INFORMATION below:
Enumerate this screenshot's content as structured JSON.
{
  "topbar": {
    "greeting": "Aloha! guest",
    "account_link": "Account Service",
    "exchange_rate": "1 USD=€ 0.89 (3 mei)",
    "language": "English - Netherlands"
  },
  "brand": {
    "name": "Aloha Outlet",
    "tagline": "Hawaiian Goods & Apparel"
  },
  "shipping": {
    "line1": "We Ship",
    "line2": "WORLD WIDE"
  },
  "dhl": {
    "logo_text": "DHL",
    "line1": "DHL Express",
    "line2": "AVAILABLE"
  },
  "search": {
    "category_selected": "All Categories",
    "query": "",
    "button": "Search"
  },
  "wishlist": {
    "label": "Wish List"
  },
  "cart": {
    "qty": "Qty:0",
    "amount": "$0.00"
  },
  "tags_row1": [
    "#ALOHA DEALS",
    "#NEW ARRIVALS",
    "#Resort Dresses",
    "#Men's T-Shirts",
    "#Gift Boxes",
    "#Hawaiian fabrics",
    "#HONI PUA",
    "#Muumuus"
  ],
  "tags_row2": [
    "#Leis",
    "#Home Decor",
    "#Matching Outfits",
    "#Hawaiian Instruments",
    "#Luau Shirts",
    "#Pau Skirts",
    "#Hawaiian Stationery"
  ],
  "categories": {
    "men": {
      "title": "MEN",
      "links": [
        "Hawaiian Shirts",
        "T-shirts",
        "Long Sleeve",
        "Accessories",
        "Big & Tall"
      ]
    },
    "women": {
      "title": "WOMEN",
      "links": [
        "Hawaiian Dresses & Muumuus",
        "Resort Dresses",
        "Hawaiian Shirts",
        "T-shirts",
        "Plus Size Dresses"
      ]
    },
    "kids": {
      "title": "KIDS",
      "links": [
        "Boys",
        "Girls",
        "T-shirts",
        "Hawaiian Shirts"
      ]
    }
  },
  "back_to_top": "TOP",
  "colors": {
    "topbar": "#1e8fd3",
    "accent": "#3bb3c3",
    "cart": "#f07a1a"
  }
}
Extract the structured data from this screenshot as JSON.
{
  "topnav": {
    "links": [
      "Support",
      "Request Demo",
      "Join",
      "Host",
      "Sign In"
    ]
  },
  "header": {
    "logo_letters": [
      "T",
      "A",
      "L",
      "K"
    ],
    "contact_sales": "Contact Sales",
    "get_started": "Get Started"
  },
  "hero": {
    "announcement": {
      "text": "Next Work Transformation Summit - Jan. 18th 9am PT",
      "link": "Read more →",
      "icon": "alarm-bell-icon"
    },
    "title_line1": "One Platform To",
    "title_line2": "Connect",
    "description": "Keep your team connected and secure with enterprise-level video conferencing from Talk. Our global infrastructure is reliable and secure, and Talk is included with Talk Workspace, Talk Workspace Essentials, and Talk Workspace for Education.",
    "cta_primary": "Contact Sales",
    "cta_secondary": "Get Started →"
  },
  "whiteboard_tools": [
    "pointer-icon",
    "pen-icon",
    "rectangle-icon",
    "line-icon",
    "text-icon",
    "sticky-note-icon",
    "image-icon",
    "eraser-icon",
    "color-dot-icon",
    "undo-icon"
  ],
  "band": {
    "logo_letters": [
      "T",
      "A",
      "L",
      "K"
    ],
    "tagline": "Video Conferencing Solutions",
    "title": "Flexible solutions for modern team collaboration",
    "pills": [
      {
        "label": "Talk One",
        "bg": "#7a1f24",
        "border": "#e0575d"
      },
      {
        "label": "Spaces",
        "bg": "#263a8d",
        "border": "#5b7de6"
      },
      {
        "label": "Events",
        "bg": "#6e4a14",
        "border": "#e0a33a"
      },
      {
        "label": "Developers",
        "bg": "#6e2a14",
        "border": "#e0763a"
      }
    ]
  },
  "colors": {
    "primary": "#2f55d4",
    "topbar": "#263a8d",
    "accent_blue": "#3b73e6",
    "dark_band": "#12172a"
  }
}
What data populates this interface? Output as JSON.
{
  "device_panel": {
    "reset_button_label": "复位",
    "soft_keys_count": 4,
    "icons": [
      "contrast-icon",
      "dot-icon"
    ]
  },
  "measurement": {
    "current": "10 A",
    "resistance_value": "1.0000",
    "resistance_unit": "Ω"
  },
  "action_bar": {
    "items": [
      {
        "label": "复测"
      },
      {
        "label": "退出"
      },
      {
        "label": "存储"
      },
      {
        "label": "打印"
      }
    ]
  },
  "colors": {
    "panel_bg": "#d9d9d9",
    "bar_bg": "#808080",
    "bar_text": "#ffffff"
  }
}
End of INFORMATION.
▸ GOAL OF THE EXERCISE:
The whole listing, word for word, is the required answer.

▸ TASK SOLUTION:
Enumerate this screenshot's content as structured JSON.
{
  "topbar": {
    "greeting": "Aloha! guest",
    "account_link": "Account Service",
    "exchange_rate": "1 USD=€ 0.89 (3 mei)",
    "language": "English - Netherlands"
  },
  "brand": {
    "name": "Aloha Outlet",
    "tagline": "Hawaiian Goods & Apparel"
  },
  "shipping": {
    "line1": "We Ship",
    "line2": "WORLD WIDE"
  },
  "dhl": {
    "logo_text": "DHL",
    "line1": "DHL Express",
    "line2": "AVAILABLE"
  },
  "search": {
    "category_selected": "All Categories",
    "query": "",
    "button": "Search"
  },
  "wishlist": {
    "label": "Wish List"
  },
  "cart": {
    "qty": "Qty:0",
    "amount": "$0.00"
  },
  "tags_row1": [
    "#ALOHA DEALS",
    "#NEW ARRIVALS",
    "#Resort Dresses",
    "#Men's T-Shirts",
    "#Gift Boxes",
    "#Hawaiian fabrics",
    "#HONI PUA",
    "#Muumuus"
  ],
  "tags_row2": [
    "#Leis",
    "#Home Decor",
    "#Matching Outfits",
    "#Hawaiian Instruments",
    "#Luau Shirts",
    "#Pau Skirts",
    "#Hawaiian Stationery"
  ],
  "categories": {
    "men": {
      "title": "MEN",
      "links": [
        "Hawaiian Shirts",
        "T-shirts",
        "Long Sleeve",
        "Accessories",
        "Big & Tall"
      ]
    },
    "women": {
      "title": "WOMEN",
      "links": [
        "Hawaiian Dresses & Muumuus",
        "Resort Dresses",
        "Hawaiian Shirts",
        "T-shirts",
        "Plus Size Dresses"
      ]
    },
    "kids": {
      "title": "KIDS",
      "links": [
        "Boys",
        "Girls",
        "T-shirts",
        "Hawaiian Shirts"
      ]
    }
  },
  "back_to_top": "TOP",
  "colors": {
    "topbar": "#1e8fd3",
    "accent": "#3bb3c3",
    "cart": "#f07a1a"
  }
}
Extract the structured data from this screenshot as JSON.
{
  "topnav": {
    "links": [
      "Support",
      "Request Demo",
      "Join",
      "Host",
      "Sign In"
    ]
  },
  "header": {
    "logo_letters": [
      "T",
      "A",
      "L",
      "K"
    ],
    "contact_sales": "Contact Sales",
    "get_started": "Get Started"
  },
  "hero": {
    "announcement": {
      "text": "Next Work Transformation Summit - Jan. 18th 9am PT",
      "link": "Read more →",
      "icon": "alarm-bell-icon"
    },
    "title_line1": "One Platform To",
    "title_line2": "Connect",
    "description": "Keep your team connected and secure with enterprise-level video conferencing from Talk. Our global infrastructure is reliable and secure, and Talk is included with Talk Workspace, Talk Workspace Essentials, and Talk Workspace for Education.",
    "cta_primary": "Contact Sales",
    "cta_secondary": "Get Started →"
  },
  "whiteboard_tools": [
    "pointer-icon",
    "pen-icon",
    "rectangle-icon",
    "line-icon",
    "text-icon",
    "sticky-note-icon",
    "image-icon",
    "eraser-icon",
    "color-dot-icon",
    "undo-icon"
  ],
  "band": {
    "logo_letters": [
      "T",
      "A",
      "L",
      "K"
    ],
    "tagline": "Video Conferencing Solutions",
    "title": "Flexible solutions for modern team collaboration",
    "pills": [
      {
        "label": "Talk One",
        "bg": "#7a1f24",
        "border": "#e0575d"
      },
      {
        "label": "Spaces",
        "bg": "#263a8d",
        "border": "#5b7de6"
      },
      {
        "label": "Events",
        "bg": "#6e4a14",
        "border": "#e0a33a"
      },
      {
        "label": "Developers",
        "bg": "#6e2a14",
        "border": "#e0763a"
      }
    ]
  },
  "colors": {
    "primary": "#2f55d4",
    "topbar": "#263a8d",
    "accent_blue": "#3b73e6",
    "dark_band": "#12172a"
  }
}
What data populates this interface? Output as JSON.
{
  "device_panel": {
    "reset_button_label": "复位",
    "soft_keys_count": 4,
    "icons": [
      "contrast-icon",
      "dot-icon"
    ]
  },
  "measurement": {
    "current": "10 A",
    "resistance_value": "1.0000",
    "resistance_unit": "Ω"
  },
  "action_bar": {
    "items": [
      {
        "label": "复测"
      },
      {
        "label": "退出"
      },
      {
        "label": "存储"
      },
      {
        "label": "打印"
      }
    ]
  },
  "colors": {
    "panel_bg": "#d9d9d9",
    "bar_bg": "#808080",
    "bar_text": "#ffffff"
  }
}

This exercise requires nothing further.